The Apple Blossom Handicap was supposed to be a two-horse race Saturday evening. And it was. It was just not the pair of horses widely expected.
Instead of Monomoy Girl and Swiss Skydiver at the end, it was Letruska and Monomoy Girl. That’s right. Letruska.
The 5-year-old mare who cut her teeth at a little racetrack in Mexico was the one who refused to let the two-time Eclipse Award winner pass her for good.
In only her second U.S. Grade 1 start, she fought back to engage Monomoy Girl in a riveting run to the wire. And in a photo finish it was Letruska, not Monomoy Girl, who won the US$1 million race at Oaklawn Park.

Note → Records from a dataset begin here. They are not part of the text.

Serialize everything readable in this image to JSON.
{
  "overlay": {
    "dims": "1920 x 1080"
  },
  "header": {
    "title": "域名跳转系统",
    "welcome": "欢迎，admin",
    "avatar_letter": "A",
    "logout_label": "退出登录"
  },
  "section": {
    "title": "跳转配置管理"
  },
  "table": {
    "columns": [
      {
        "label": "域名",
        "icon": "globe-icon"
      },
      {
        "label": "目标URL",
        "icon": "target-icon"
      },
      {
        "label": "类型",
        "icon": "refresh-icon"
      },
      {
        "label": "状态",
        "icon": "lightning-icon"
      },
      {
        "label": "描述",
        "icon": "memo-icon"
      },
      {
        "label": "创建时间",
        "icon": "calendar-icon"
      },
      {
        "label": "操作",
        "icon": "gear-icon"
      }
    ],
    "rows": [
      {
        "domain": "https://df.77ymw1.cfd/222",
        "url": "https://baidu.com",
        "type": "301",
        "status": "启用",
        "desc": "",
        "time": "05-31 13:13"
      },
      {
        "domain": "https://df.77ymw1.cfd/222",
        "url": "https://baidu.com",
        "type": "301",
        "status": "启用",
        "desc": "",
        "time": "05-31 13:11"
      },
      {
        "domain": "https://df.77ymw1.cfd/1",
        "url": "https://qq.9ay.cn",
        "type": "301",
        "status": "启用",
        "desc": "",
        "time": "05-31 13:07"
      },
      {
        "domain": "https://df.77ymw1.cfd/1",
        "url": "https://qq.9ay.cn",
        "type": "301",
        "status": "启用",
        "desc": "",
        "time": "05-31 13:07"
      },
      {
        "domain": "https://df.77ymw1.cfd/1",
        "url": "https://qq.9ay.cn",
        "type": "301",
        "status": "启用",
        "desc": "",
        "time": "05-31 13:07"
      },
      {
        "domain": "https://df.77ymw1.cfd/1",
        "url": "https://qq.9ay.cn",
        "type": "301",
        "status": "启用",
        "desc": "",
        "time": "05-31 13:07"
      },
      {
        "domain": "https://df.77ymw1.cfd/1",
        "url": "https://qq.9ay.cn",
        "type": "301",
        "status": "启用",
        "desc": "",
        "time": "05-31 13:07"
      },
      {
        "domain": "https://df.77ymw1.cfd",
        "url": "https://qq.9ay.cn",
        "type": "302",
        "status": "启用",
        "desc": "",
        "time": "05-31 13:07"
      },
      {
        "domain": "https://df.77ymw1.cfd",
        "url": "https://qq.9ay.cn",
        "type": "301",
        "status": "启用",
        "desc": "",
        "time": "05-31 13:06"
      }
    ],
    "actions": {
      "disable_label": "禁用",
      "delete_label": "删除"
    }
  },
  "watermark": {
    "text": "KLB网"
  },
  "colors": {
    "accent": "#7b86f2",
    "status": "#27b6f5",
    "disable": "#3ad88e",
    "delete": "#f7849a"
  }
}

“When (Monomoy Girl) took the lead, and I saw Swiss Skydiver start to go a little bit back, in my mind I thought, ‘Second is very good. We finished close,’” winning trainer Fausto Gutiérrez said. “But (Letruska) started to come back and come back. I didn’t see the (photo) very clearly, but someone said, ‘You win.’ I very carefully checked the replay, and I said, ‘Oops. We win.’”
The third betting choice in the field of six older fillies and mares, Letruska (3-1) won by just a nose. Monomoy Girl (3-5) finished second, 6 1/2 lengths better than Swiss Skydiver (9-5), who pulled jockey Robby Albarado early in the race and finished third. Getridofwhatailesu (21-1) was another 1 1/4 lengths behind in fourth.
The winning time for the 1 1/16 miles was 1:43.14 on a track that dried to fast. Letruska established fractions of 23.56, 47.96 and 1:12.26 through three-quarters of a mile. Monomoy Girl led by a head after a mile, which was clocked at 1:36.91. When Letruska won, it marked only the second time in her 17-race career that Monomoy Girl did not cross first.
The sixth different jockey to ride Letruska in her last nine races, reigning three-time U.S. champion jockey Irad Ortiz Jr. engineered the perfect trip. He never led by more than a length, so when Florent Géroux made a go-ahead move on Monomoy Girl in the second turn, Ortiz had plenty left in the tank to put the 5-year-old Super Saver mare in position to challenge the mighty champion. And, believe it or not, win.
“For a minute I thought I was second,” Ortiz said. “But I still had something. I knew my filly had a little bit. I knew (Monomoy Girl) was going to be hard to catch, but I did it. She did it. My filly did it.”
Knowing that Letruska had been slow out of the gate in her recent starts, Gutiérrez told Ortiz not to let that stop him from going forward – and staying there. Sure enough, Letruska was the second slowest at the break, but Ortiz hastened her to the front.
“We are the speed of the race,” Gutiérrez said. “I wanted her to move and go in front and set the pace. Make the others think what it is they have to do, because this was a race for three horses.”
Gutiérrez got that right. After a half-mile Letruska, Swiss Skydiver and Monomoy Girl were 1 1/2 lengths apart – and seven lengths ahead of the second half of the field.
As Monomoy Girl made a three-wide move to lead going into the far turn, Swiss Skydiver retreated.
“She was in a good spot the whole way,” Albarado said. “She had a good chance turning for home to go on with it – and didn’t.”
While Swiss Skydiver lost ground, Monomoy Girl might have lost some of her focus in the homestretch. Géroux said that was nothing new.
“She just started wandering around at the end,” he said. “She’s done that pretty much all her career. It’s too bad we got caught today.”
After the race Ortiz was ruefully triumphant.
“I’ve got to do my job and beat (Monomoy Girl),” he said, seemingly sending a message to most of the estimated 8,000 fans at the track who bet against Letruska. “Honestly, I’m following the rules and trying to beat her. That’s horse racing. But I feel bad for (Monomoy Girl’s owners). They are great for the sport. They spent lot of money. I love watching her, too.”